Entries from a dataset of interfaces
---*---

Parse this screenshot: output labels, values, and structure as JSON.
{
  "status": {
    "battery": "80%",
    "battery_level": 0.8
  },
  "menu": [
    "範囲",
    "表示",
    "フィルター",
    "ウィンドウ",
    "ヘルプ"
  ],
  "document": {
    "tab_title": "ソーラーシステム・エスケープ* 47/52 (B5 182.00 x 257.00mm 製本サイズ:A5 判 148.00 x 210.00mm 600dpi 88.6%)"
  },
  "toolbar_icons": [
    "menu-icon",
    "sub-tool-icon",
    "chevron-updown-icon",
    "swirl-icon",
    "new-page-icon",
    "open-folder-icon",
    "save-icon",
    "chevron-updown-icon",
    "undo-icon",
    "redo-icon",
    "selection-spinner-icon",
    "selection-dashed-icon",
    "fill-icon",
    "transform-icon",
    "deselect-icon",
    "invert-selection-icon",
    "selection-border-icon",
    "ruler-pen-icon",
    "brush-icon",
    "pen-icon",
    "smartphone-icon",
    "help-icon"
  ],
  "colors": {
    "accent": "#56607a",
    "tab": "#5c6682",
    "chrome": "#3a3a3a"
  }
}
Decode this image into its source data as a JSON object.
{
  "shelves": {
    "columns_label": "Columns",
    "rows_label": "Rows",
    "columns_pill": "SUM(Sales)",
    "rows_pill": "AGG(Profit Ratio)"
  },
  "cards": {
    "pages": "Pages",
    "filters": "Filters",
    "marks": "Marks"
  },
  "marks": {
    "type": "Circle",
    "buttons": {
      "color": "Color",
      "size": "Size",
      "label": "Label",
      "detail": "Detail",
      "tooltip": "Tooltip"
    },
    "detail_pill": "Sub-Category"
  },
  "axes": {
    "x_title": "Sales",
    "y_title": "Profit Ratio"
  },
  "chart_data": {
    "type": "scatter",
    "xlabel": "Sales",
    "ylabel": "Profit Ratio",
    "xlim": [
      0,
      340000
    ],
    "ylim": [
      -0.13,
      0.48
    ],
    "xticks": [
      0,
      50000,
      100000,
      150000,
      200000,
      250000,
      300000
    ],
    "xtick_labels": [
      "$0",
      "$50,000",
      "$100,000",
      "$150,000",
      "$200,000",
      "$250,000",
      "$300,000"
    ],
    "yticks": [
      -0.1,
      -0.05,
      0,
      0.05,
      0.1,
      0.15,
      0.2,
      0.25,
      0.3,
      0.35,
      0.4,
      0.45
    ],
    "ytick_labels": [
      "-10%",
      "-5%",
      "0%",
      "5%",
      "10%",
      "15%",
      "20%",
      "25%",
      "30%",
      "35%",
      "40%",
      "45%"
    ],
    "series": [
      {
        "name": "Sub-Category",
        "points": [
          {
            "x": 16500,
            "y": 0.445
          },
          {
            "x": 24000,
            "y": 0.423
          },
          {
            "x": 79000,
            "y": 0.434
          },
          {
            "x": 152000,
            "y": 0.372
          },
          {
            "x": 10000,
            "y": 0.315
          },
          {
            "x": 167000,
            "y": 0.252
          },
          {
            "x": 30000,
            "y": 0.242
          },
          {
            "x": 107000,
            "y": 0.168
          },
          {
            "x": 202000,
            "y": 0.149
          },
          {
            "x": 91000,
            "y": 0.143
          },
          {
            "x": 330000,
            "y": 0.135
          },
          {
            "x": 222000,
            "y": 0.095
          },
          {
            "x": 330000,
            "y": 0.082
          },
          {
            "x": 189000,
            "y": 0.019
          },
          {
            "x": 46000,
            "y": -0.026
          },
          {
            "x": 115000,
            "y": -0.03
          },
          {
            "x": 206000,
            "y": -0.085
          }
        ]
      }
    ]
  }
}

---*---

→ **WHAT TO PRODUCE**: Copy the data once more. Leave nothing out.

→ **REPLY**:
Parse this screenshot: output labels, values, and structure as JSON.
{
  "status": {
    "battery": "80%",
    "battery_level": 0.8
  },
  "menu": [
    "範囲",
    "表示",
    "フィルター",
    "ウィンドウ",
    "ヘルプ"
  ],
  "document": {
    "tab_title": "ソーラーシステム・エスケープ* 47/52 (B5 182.00 x 257.00mm 製本サイズ:A5 判 148.00 x 210.00mm 600dpi 88.6%)"
  },
  "toolbar_icons": [
    "menu-icon",
    "sub-tool-icon",
    "chevron-updown-icon",
    "swirl-icon",
    "new-page-icon",
    "open-folder-icon",
    "save-icon",
    "chevron-updown-icon",
    "undo-icon",
    "redo-icon",
    "selection-spinner-icon",
    "selection-dashed-icon",
    "fill-icon",
    "transform-icon",
    "deselect-icon",
    "invert-selection-icon",
    "selection-border-icon",
    "ruler-pen-icon",
    "brush-icon",
    "pen-icon",
    "smartphone-icon",
    "help-icon"
  ],
  "colors": {
    "accent": "#56607a",
    "tab": "#5c6682",
    "chrome": "#3a3a3a"
  }
}
Decode this image into its source data as a JSON object.
{
  "shelves": {
    "columns_label": "Columns",
    "rows_label": "Rows",
    "columns_pill": "SUM(Sales)",
    "rows_pill": "AGG(Profit Ratio)"
  },
  "cards": {
    "pages": "Pages",
    "filters": "Filters",
    "marks": "Marks"
  },
  "marks": {
    "type": "Circle",
    "buttons": {
      "color": "Color",
      "size": "Size",
      "label": "Label",
      "detail": "Detail",
      "tooltip": "Tooltip"
    },
    "detail_pill": "Sub-Category"
  },
  "axes": {
    "x_title": "Sales",
    "y_title": "Profit Ratio"
  },
  "chart_data": {
    "type": "scatter",
    "xlabel": "Sales",
    "ylabel": "Profit Ratio",
    "xlim": [
      0,
      340000
    ],
    "ylim": [
      -0.13,
      0.48
    ],
    "xticks": [
      0,
      50000,
      100000,
      150000,
      200000,
      250000,
      300000
    ],
    "xtick_labels": [
      "$0",
      "$50,000",
      "$100,000",
      "$150,000",
      "$200,000",
      "$250,000",
      "$300,000"
    ],
    "yticks": [
      -0.1,
      -0.05,
      0,
      0.05,
      0.1,
      0.15,
      0.2,
      0.25,
      0.3,
      0.35,
      0.4,
      0.45
    ],
    "ytick_labels": [
      "-10%",
      "-5%",
      "0%",
      "5%",
      "10%",
      "15%",
      "20%",
      "25%",
      "30%",
      "35%",
      "40%",
      "45%"
    ],
    "series": [
      {
        "name": "Sub-Category",
        "points": [
          {
            "x": 16500,
            "y": 0.445
          },
          {
            "x": 24000,
            "y": 0.423
          },
          {
            "x": 79000,
            "y": 0.434
          },
          {
            "x": 152000,
            "y": 0.372
          },
          {
            "x": 10000,
            "y": 0.315
          },
          {
            "x": 167000,
            "y": 0.252
          },
          {
            "x": 30000,
            "y": 0.242
          },
          {
            "x": 107000,
            "y": 0.168
          },
          {
            "x": 202000,
            "y": 0.149
          },
          {
            "x": 91000,
            "y": 0.143
          },
          {
            "x": 330000,
            "y": 0.135
          },
          {
            "x": 222000,
            "y": 0.095
          },
          {
            "x": 330000,
            "y": 0.082
          },
          {
            "x": 189000,
            "y": 0.019
          },
          {
            "x": 46000,
            "y": -0.026
          },
          {
            "x": 115000,
            "y": -0.03
          },
          {
            "x": 206000,
            "y": -0.085
          }
        ]
      }
    ]
  }
}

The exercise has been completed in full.